DATA FOR THIS EXERCISE
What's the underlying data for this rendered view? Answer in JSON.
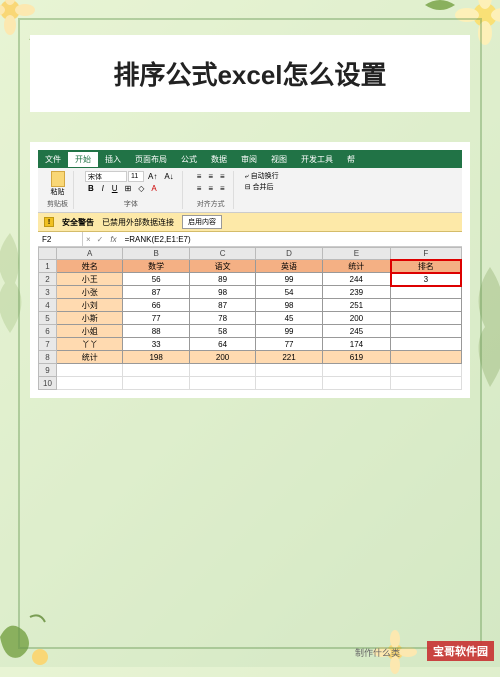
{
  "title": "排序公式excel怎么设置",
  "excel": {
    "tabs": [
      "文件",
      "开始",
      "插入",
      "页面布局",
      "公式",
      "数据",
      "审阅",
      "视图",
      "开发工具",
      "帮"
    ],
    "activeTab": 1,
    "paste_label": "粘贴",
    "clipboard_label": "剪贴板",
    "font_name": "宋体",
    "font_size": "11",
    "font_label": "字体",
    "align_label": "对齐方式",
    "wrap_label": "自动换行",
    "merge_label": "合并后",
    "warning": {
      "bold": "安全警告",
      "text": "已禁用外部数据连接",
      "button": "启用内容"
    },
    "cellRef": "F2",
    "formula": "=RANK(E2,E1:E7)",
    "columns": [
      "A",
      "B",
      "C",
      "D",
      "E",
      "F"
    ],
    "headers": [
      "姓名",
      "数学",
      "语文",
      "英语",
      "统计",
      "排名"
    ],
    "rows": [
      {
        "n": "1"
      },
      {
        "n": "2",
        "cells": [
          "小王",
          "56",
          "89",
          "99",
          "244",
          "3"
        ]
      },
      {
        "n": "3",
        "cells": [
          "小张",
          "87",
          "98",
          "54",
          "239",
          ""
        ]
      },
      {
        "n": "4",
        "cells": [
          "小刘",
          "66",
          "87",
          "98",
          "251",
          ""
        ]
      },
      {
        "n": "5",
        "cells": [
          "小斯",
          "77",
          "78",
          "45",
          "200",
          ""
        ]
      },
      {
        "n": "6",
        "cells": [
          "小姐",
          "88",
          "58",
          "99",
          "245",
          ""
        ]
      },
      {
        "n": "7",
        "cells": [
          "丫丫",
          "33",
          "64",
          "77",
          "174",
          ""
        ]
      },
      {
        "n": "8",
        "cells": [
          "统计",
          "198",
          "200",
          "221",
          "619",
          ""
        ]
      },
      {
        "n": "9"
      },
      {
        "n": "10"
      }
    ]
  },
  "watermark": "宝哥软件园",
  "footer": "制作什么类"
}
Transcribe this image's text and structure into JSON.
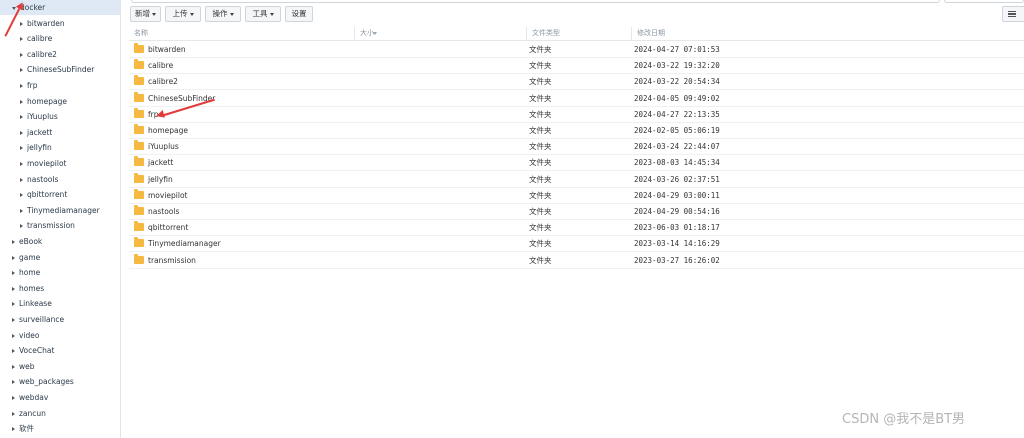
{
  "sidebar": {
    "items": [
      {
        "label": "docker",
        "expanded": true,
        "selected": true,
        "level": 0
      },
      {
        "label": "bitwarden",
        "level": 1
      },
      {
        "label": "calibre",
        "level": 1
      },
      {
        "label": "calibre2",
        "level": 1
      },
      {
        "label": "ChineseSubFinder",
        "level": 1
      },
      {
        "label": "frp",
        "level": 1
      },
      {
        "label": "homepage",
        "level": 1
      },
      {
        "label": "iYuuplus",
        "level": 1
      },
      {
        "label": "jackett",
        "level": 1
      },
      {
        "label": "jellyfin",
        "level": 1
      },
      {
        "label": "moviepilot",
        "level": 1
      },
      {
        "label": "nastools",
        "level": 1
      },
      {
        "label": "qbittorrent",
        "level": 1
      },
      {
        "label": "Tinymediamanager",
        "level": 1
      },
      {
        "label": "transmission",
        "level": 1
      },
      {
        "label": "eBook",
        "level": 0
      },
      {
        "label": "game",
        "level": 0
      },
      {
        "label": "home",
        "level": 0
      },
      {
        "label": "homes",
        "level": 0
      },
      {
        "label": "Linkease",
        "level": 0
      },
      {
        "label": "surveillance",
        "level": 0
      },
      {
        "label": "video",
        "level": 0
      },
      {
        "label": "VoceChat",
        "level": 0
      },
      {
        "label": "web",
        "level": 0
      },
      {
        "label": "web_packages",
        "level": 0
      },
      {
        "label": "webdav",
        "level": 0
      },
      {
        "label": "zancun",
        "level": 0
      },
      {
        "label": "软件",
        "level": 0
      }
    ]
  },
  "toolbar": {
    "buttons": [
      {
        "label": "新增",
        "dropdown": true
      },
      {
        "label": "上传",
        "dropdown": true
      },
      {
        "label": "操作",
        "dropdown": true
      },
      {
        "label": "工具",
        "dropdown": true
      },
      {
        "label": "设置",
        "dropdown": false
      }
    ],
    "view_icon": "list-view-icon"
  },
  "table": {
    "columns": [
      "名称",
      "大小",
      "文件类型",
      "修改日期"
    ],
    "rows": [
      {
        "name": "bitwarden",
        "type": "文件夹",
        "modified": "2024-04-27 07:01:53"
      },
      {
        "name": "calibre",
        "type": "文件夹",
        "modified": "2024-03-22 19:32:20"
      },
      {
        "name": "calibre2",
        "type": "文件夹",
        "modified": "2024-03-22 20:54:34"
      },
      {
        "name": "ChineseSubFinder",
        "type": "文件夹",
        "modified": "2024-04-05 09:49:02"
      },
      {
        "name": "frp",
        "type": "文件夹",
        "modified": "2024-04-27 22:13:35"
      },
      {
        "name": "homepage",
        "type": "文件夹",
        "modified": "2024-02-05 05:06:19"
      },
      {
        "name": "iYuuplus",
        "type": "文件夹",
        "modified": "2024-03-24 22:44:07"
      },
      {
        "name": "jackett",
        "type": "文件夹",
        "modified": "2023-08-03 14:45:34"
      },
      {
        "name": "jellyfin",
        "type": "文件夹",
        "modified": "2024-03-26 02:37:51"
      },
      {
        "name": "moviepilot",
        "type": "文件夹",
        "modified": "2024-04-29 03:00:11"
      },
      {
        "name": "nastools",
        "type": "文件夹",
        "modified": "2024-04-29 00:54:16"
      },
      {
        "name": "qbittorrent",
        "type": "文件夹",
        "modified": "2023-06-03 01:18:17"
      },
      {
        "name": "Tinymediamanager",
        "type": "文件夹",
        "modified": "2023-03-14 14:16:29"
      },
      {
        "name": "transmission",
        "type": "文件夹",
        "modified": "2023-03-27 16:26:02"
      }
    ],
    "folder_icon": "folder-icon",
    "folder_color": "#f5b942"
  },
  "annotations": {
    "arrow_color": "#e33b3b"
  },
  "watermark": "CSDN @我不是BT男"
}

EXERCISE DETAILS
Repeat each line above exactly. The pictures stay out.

FINISHED EXERCISE
What's the underlying data for this rendered view? Answer in JSON.
{
  "title": "排序公式excel怎么设置",
  "excel": {
    "tabs": [
      "文件",
      "开始",
      "插入",
      "页面布局",
      "公式",
      "数据",
      "审阅",
      "视图",
      "开发工具",
      "帮"
    ],
    "activeTab": 1,
    "paste_label": "粘贴",
    "clipboard_label": "剪贴板",
    "font_name": "宋体",
    "font_size": "11",
    "font_label": "字体",
    "align_label": "对齐方式",
    "wrap_label": "自动换行",
    "merge_label": "合并后",
    "warning": {
      "bold": "安全警告",
      "text": "已禁用外部数据连接",
      "button": "启用内容"
    },
    "cellRef": "F2",
    "formula": "=RANK(E2,E1:E7)",
    "columns": [
      "A",
      "B",
      "C",
      "D",
      "E",
      "F"
    ],
    "headers": [
      "姓名",
      "数学",
      "语文",
      "英语",
      "统计",
      "排名"
    ],
    "rows": [
      {
        "n": "1"
      },
      {
        "n": "2",
        "cells": [
          "小王",
          "56",
          "89",
          "99",
          "244",
          "3"
        ]
      },
      {
        "n": "3",
        "cells": [
          "小张",
          "87",
          "98",
          "54",
          "239",
          ""
        ]
      },
      {
        "n": "4",
        "cells": [
          "小刘",
          "66",
          "87",
          "98",
          "251",
          ""
        ]
      },
      {
        "n": "5",
        "cells": [
          "小斯",
          "77",
          "78",
          "45",
          "200",
          ""
        ]
      },
      {
        "n": "6",
        "cells": [
          "小姐",
          "88",
          "58",
          "99",
          "245",
          ""
        ]
      },
      {
        "n": "7",
        "cells": [
          "丫丫",
          "33",
          "64",
          "77",
          "174",
          ""
        ]
      },
      {
        "n": "8",
        "cells": [
          "统计",
          "198",
          "200",
          "221",
          "619",
          ""
        ]
      },
      {
        "n": "9"
      },
      {
        "n": "10"
      }
    ]
  },
  "watermark": "宝哥软件园",
  "footer": "制作什么类"
}
Transcribe this image's text and structure into JSON.
{
  "sidebar": {
    "items": [
      {
        "label": "docker",
        "expanded": true,
        "selected": true,
        "level": 0
      },
      {
        "label": "bitwarden",
        "level": 1
      },
      {
        "label": "calibre",
        "level": 1
      },
      {
        "label": "calibre2",
        "level": 1
      },
      {
        "label": "ChineseSubFinder",
        "level": 1
      },
      {
        "label": "frp",
        "level": 1
      },
      {
        "label": "homepage",
        "level": 1
      },
      {
        "label": "iYuuplus",
        "level": 1
      },
      {
        "label": "jackett",
        "level": 1
      },
      {
        "label": "jellyfin",
        "level": 1
      },
      {
        "label": "moviepilot",
        "level": 1
      },
      {
        "label": "nastools",
        "level": 1
      },
      {
        "label": "qbittorrent",
        "level": 1
      },
      {
        "label": "Tinymediamanager",
        "level": 1
      },
      {
        "label": "transmission",
        "level": 1
      },
      {
        "label": "eBook",
        "level": 0
      },
      {
        "label": "game",
        "level": 0
      },
      {
        "label": "home",
        "level": 0
      },
      {
        "label": "homes",
        "level": 0
      },
      {
        "label": "Linkease",
        "level": 0
      },
      {
        "label": "surveillance",
        "level": 0
      },
      {
        "label": "video",
        "level": 0
      },
      {
        "label": "VoceChat",
        "level": 0
      },
      {
        "label": "web",
        "level": 0
      },
      {
        "label": "web_packages",
        "level": 0
      },
      {
        "label": "webdav",
        "level": 0
      },
      {
        "label": "zancun",
        "level": 0
      },
      {
        "label": "软件",
        "level": 0
      }
    ]
  },
  "toolbar": {
    "buttons": [
      {
        "label": "新增",
        "dropdown": true
      },
      {
        "label": "上传",
        "dropdown": true
      },
      {
        "label": "操作",
        "dropdown": true
      },
      {
        "label": "工具",
        "dropdown": true
      },
      {
        "label": "设置",
        "dropdown": false
      }
    ],
    "view_icon": "list-view-icon"
  },
  "table": {
    "columns": [
      "名称",
      "大小",
      "文件类型",
      "修改日期"
    ],
    "rows": [
      {
        "name": "bitwarden",
        "type": "文件夹",
        "modified": "2024-04-27 07:01:53"
      },
      {
        "name": "calibre",
        "type": "文件夹",
        "modified": "2024-03-22 19:32:20"
      },
      {
        "name": "calibre2",
        "type": "文件夹",
        "modified": "2024-03-22 20:54:34"
      },
      {
        "name": "ChineseSubFinder",
        "type": "文件夹",
        "modified": "2024-04-05 09:49:02"
      },
      {
        "name": "frp",
        "type": "文件夹",
        "modified": "2024-04-27 22:13:35"
      },
      {
        "name": "homepage",
        "type": "文件夹",
        "modified": "2024-02-05 05:06:19"
      },
      {
        "name": "iYuuplus",
        "type": "文件夹",
        "modified": "2024-03-24 22:44:07"
      },
      {
        "name": "jackett",
        "type": "文件夹",
        "modified": "2023-08-03 14:45:34"
      },
      {
        "name": "jellyfin",
        "type": "文件夹",
        "modified": "2024-03-26 02:37:51"
      },
      {
        "name": "moviepilot",
        "type": "文件夹",
        "modified": "2024-04-29 03:00:11"
      },
      {
        "name": "nastools",
        "type": "文件夹",
        "modified": "2024-04-29 00:54:16"
      },
      {
        "name": "qbittorrent",
        "type": "文件夹",
        "modified": "2023-06-03 01:18:17"
      },
      {
        "name": "Tinymediamanager",
        "type": "文件夹",
        "modified": "2023-03-14 14:16:29"
      },
      {
        "name": "transmission",
        "type": "文件夹",
        "modified": "2023-03-27 16:26:02"
      }
    ],
    "folder_icon": "folder-icon",
    "folder_color": "#f5b942"
  },
  "annotations": {
    "arrow_color": "#e33b3b"
  },
  "watermark": "CSDN @我不是BT男"
}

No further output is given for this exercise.